Material to process Block Start

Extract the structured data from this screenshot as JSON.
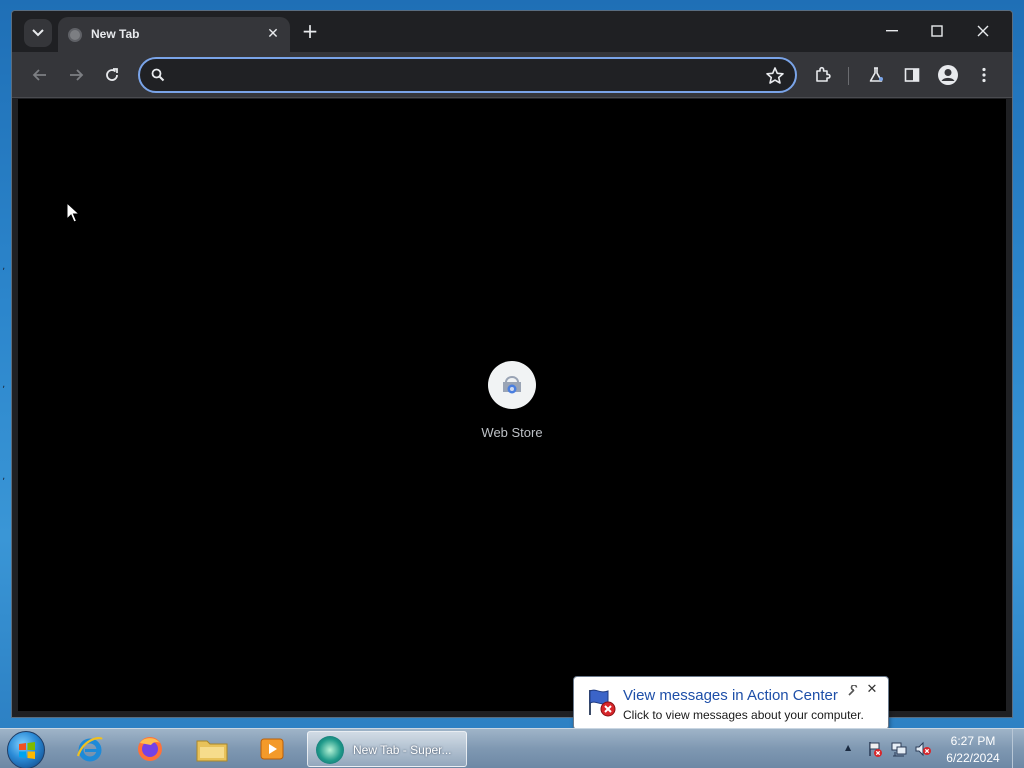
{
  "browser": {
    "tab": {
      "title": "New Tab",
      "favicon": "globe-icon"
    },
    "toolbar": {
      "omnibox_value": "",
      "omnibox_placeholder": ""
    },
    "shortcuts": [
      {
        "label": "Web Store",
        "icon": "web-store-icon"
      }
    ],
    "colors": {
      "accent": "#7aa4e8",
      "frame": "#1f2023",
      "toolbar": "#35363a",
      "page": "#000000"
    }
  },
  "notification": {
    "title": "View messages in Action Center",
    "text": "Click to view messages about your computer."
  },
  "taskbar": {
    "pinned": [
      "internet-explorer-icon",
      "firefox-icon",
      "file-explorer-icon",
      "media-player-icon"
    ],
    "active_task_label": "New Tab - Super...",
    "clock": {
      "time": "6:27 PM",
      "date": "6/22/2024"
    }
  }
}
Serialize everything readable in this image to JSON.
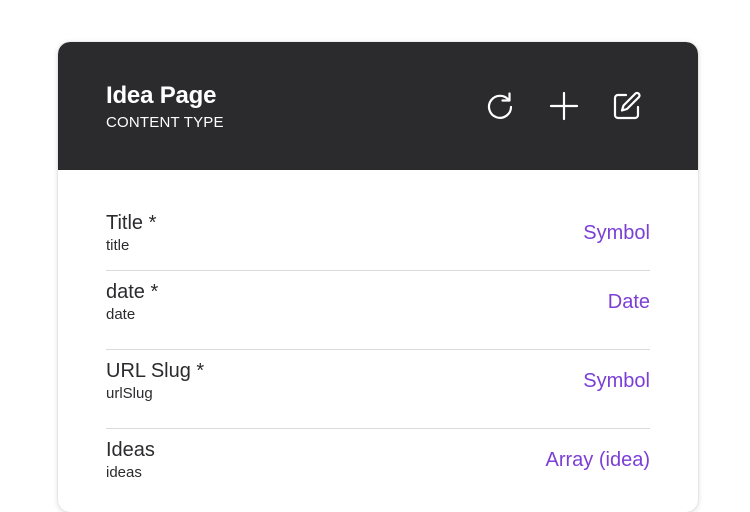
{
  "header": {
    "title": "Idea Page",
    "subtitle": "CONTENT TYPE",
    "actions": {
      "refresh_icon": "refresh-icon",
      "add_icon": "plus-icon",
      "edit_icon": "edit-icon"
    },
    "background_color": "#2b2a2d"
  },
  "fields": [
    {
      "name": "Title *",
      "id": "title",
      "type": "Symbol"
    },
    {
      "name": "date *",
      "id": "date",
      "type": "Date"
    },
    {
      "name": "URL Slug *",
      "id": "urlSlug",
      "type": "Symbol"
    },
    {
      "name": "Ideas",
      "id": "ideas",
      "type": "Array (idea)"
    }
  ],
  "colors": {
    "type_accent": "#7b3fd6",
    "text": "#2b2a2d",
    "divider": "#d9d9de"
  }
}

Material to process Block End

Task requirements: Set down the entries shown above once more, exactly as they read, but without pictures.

Answer space:
Extract the structured data from this screenshot as JSON.
{
  "browser": {
    "tab": {
      "title": "New Tab",
      "favicon": "globe-icon"
    },
    "toolbar": {
      "omnibox_value": "",
      "omnibox_placeholder": ""
    },
    "shortcuts": [
      {
        "label": "Web Store",
        "icon": "web-store-icon"
      }
    ],
    "colors": {
      "accent": "#7aa4e8",
      "frame": "#1f2023",
      "toolbar": "#35363a",
      "page": "#000000"
    }
  },
  "notification": {
    "title": "View messages in Action Center",
    "text": "Click to view messages about your computer."
  },
  "taskbar": {
    "pinned": [
      "internet-explorer-icon",
      "firefox-icon",
      "file-explorer-icon",
      "media-player-icon"
    ],
    "active_task_label": "New Tab - Super...",
    "clock": {
      "time": "6:27 PM",
      "date": "6/22/2024"
    }
  }
}
Serialize everything readable in this image to JSON.
{
  "header": {
    "title": "Idea Page",
    "subtitle": "CONTENT TYPE",
    "actions": {
      "refresh_icon": "refresh-icon",
      "add_icon": "plus-icon",
      "edit_icon": "edit-icon"
    },
    "background_color": "#2b2a2d"
  },
  "fields": [
    {
      "name": "Title *",
      "id": "title",
      "type": "Symbol"
    },
    {
      "name": "date *",
      "id": "date",
      "type": "Date"
    },
    {
      "name": "URL Slug *",
      "id": "urlSlug",
      "type": "Symbol"
    },
    {
      "name": "Ideas",
      "id": "ideas",
      "type": "Array (idea)"
    }
  ],
  "colors": {
    "type_accent": "#7b3fd6",
    "text": "#2b2a2d",
    "divider": "#d9d9de"
  }
}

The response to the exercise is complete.